> HOW TO COMPLETE THIS TASK
Gather each line containing the string "Bitstamp" from these entries.

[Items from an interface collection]
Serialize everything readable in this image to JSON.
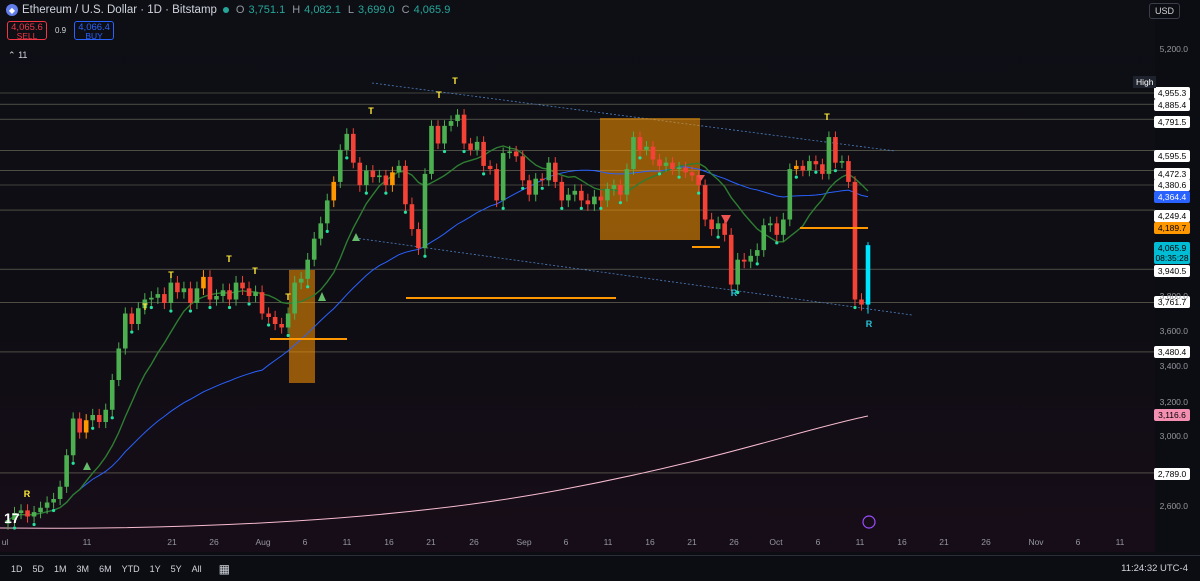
{
  "header": {
    "symbol_title": "Ethereum / U.S. Dollar · 1D · Bitstamp",
    "ohlc": [
      {
        "k": "O",
        "v": "3,751.1"
      },
      {
        "k": "H",
        "v": "4,082.1"
      },
      {
        "k": "L",
        "v": "3,699.0"
      },
      {
        "k": "C",
        "v": "4,065.9"
      }
    ],
    "sell_price": "4,065.6",
    "sell_label": "SELL",
    "spread": "0.9",
    "buy_price": "4,066.4",
    "buy_label": "BUY",
    "indicator_count": "11",
    "currency": "USD"
  },
  "y_axis_labels": [
    "5,200.0",
    "3,800.0",
    "3,600.0",
    "3,400.0",
    "3,200.0",
    "3,000.0",
    "2,600.0"
  ],
  "price_tags": [
    {
      "text": "4,955.3",
      "bg": "#ffffff",
      "fg": "#000000"
    },
    {
      "text": "4,885.4",
      "bg": "#ffffff",
      "fg": "#000000"
    },
    {
      "text": "4,791.5",
      "bg": "#ffffff",
      "fg": "#000000"
    },
    {
      "text": "4,595.5",
      "bg": "#ffffff",
      "fg": "#000000"
    },
    {
      "text": "4,472.3",
      "bg": "#ffffff",
      "fg": "#000000"
    },
    {
      "text": "4,380.6",
      "bg": "#ffffff",
      "fg": "#000000"
    },
    {
      "text": "4,364.4",
      "bg": "#2962ff",
      "fg": "#ffffff"
    },
    {
      "text": "4,249.4",
      "bg": "#ffffff",
      "fg": "#000000"
    },
    {
      "text": "4,189.7",
      "bg": "#ff9800",
      "fg": "#000000"
    },
    {
      "text": "4,065.9",
      "bg": "#00bcd4",
      "fg": "#000000"
    },
    {
      "text": "08:35:28",
      "bg": "#00bcd4",
      "fg": "#000000"
    },
    {
      "text": "3,940.5",
      "bg": "#ffffff",
      "fg": "#000000"
    },
    {
      "text": "3,761.7",
      "bg": "#ffffff",
      "fg": "#000000"
    },
    {
      "text": "3,480.4",
      "bg": "#ffffff",
      "fg": "#000000"
    },
    {
      "text": "3,116.6",
      "bg": "#f48fb1",
      "fg": "#000000"
    },
    {
      "text": "2,789.0",
      "bg": "#ffffff",
      "fg": "#000000"
    }
  ],
  "high_label": "High",
  "x_axis_labels": [
    "ul",
    "11",
    "21",
    "26",
    "Aug",
    "6",
    "11",
    "16",
    "21",
    "26",
    "Sep",
    "6",
    "11",
    "16",
    "21",
    "26",
    "Oct",
    "6",
    "11",
    "16",
    "21",
    "26",
    "Nov",
    "6",
    "11"
  ],
  "timeframes": [
    "1D",
    "5D",
    "1M",
    "3M",
    "6M",
    "YTD",
    "1Y",
    "5Y",
    "All"
  ],
  "clock": "11:24:32 UTC-4",
  "marks": [
    "R",
    "T",
    "T",
    "T",
    "T",
    "T",
    "T",
    "T",
    "T",
    "R",
    "R",
    "T"
  ],
  "logo_text": "17",
  "colors": {
    "up": "#4caf50",
    "down": "#f44336",
    "orange": "#ff9800",
    "current_up": "#00e5ff",
    "ema_blue": "#2962ff",
    "ema_green": "#2e7d32",
    "ema_pink": "#f8bbd0"
  },
  "chart_data": {
    "type": "candlestick",
    "title": "Ethereum / U.S. Dollar · 1D · Bitstamp",
    "last": {
      "open": 3751.1,
      "high": 4082.1,
      "low": 3699.0,
      "close": 4065.9
    },
    "horizontal_levels": [
      4955.3,
      4885.4,
      4791.5,
      4595.5,
      4472.3,
      4380.6,
      4249.4,
      3940.5,
      3761.7,
      3480.4,
      2789.0
    ],
    "moving_averages": [
      {
        "color": "#2962ff",
        "current": 4364.4
      },
      {
        "color": "#ff9800",
        "current": 4189.7
      },
      {
        "color": "#f8bbd0",
        "current": 3116.6
      }
    ],
    "closes": [
      2520,
      2560,
      2575,
      2540,
      2565,
      2590,
      2620,
      2640,
      2710,
      2890,
      3100,
      3020,
      3090,
      3120,
      3080,
      3150,
      3320,
      3500,
      3700,
      3640,
      3730,
      3780,
      3790,
      3810,
      3760,
      3870,
      3820,
      3840,
      3760,
      3840,
      3900,
      3780,
      3800,
      3830,
      3780,
      3870,
      3840,
      3800,
      3820,
      3700,
      3680,
      3640,
      3620,
      3700,
      3870,
      3890,
      3990,
      4100,
      4180,
      4300,
      4400,
      4600,
      4700,
      4520,
      4380,
      4470,
      4430,
      4440,
      4380,
      4460,
      4500,
      4280,
      4150,
      4050,
      4450,
      4750,
      4640,
      4750,
      4780,
      4820,
      4640,
      4600,
      4650,
      4500,
      4480,
      4300,
      4580,
      4590,
      4560,
      4410,
      4330,
      4420,
      4410,
      4520,
      4400,
      4300,
      4330,
      4350,
      4300,
      4280,
      4320,
      4300,
      4360,
      4380,
      4330,
      4480,
      4680,
      4600,
      4620,
      4540,
      4500,
      4520,
      4480,
      4490,
      4460,
      4440,
      4380,
      4200,
      4150,
      4180,
      4120,
      3860,
      3990,
      3980,
      4010,
      4040,
      4170,
      4180,
      4120,
      4200,
      4480,
      4500,
      4470,
      4530,
      4510,
      4450,
      4680,
      4520,
      4530,
      4400,
      3780,
      3751,
      4065.9
    ]
  }
}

> SOLUTION
    "symbol_title": "Ethereum / U.S. Dollar · 1D · Bitstamp",
    "title": "Ethereum / U.S. Dollar · 1D · Bitstamp",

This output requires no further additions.